Research that I did on calculating effect size always mentions having 2 groups which are used to calculate effect size. Problem is, in the studies which I singled out there are no control/treatment groups, but only path coefficients are calculated for TAM contructs and other additional factors which authors researched.

Is there some way to calculate an effect size for a study which has no groups?

Example study with available full text

  • $\begingroup$ Do you want to meta-analyse the betas from Table 7 for instance? $\endgroup$ – mdewey May 14 '19 at 8:30
  • $\begingroup$ @mdewey Exactly that $\endgroup$ – EldarGranulo May 14 '19 at 8:38

If you have a statistic from each study, in this case a $\beta$ and its standard error, then you just use them in the meta-analysis model. Software to do this is widely available in R and Stata and doubtless in other packages as well. In R you can use several different packages. I use metafor (available from CRAN) but meta also has many users. The relevant function in metafor is rma.uni. In Stata the metan command is the relevant one. If you want to do it by hand I starting from the Wikipedia article on inverse variance weighting which I think is the search term you were looking for.

In this case as so often you have the problem that the standard errors are not available but the $p$ values are. So you can back-calculate the value of $z$ from $p$ and then use the fact that $z = \frac{\beta}{se}$ to get the standard error. In a more complex model you could do all the $\beta$s from that table in one analysis but this would demand having the covariances between the $\beta$s which will be hard to find. It also might not correspond to your scientific question either.

The situation is not different from the two group case where you compute the effect size (odds ratio, standardised mean difference, etc) and its standard error and plug that in

  • $\begingroup$ Could you point me to the formula or function in R to calculate effect size given the value of 𝛽 and the standard error? Is standard error = standard deviation? Please answer this and I will accept the answer right away. $\endgroup$ – EldarGranulo May 14 '19 at 11:06
  • $\begingroup$ From what I read in your edit it seems that the functions demand effect sizes as an argument, but that is the very thing I need to calculate per study.

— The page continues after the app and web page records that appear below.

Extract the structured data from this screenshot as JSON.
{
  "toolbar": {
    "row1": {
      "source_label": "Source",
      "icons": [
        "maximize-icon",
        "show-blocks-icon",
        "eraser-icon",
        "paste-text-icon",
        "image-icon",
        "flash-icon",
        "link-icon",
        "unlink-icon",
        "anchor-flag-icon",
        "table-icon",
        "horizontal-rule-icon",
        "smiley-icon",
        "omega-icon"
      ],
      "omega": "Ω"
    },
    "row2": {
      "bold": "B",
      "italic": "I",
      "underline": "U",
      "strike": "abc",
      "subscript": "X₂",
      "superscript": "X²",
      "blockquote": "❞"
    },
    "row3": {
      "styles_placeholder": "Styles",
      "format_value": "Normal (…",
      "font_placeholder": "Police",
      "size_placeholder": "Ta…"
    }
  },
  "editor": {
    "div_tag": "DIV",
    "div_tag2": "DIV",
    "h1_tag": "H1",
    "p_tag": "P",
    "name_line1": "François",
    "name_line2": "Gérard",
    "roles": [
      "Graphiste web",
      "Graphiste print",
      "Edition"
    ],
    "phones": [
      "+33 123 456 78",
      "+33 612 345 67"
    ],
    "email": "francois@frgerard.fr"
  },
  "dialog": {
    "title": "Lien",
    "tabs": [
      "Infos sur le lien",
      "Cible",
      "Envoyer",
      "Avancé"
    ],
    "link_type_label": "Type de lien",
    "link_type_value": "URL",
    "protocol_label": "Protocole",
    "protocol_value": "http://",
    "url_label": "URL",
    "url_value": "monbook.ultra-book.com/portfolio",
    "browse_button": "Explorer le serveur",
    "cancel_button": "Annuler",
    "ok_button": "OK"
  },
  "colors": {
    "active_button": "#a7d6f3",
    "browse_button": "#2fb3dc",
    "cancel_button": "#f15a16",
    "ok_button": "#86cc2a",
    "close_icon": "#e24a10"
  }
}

Any instructions for that? $\endgroup$ – EldarGranulo May 14 '19 at 12:25
  • $\begingroup$ Use the $\beta$ values. They are the effect size. $\endgroup$ – mdewey May 14 '19 at 12:29
  • $\begingroup$ In the studies it is marked as path coefficient. Is this equivalent to effect size? $\endgroup$ – EldarGranulo May 14 '19 at 12:32
  • $\begingroup$ I think you are getting confused about the multiple meanings of effect size. In meta-analysis it refers to the statistic which you are going to summarise. It could be a proportion, a correlation coefficient, a regression coefficient, or many other things. $\endgroup$ – mdewey May 14 '19 at 12:49

Your Answer

By clicking “Post Your Answer”, you agree to our terms of service, privacy policy and cookie policy

Not the answer you're looking for? Browse other questions tagged or ask your own question.